Problem:
Determine the number of lines of the records below that include "this". Respond with the number and no other text.

★ ★ ★ ★ ★ ★ ★

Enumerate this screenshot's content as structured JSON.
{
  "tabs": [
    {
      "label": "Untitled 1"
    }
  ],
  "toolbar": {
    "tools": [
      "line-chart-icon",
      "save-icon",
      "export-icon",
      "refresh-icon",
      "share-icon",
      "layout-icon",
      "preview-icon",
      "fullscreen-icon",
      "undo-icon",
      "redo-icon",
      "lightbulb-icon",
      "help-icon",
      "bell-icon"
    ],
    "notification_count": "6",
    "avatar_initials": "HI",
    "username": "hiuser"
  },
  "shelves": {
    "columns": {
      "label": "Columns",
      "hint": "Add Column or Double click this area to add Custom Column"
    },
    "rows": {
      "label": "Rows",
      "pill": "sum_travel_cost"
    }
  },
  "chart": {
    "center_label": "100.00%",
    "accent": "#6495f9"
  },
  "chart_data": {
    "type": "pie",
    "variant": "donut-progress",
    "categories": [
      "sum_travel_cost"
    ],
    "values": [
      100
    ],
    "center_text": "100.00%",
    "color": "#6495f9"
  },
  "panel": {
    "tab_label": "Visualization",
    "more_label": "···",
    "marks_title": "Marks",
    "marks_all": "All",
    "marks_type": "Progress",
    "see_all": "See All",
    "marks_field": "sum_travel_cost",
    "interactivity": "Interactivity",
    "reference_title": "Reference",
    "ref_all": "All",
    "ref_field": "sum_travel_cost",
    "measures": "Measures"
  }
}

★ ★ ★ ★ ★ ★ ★

Solution to the exercise:
2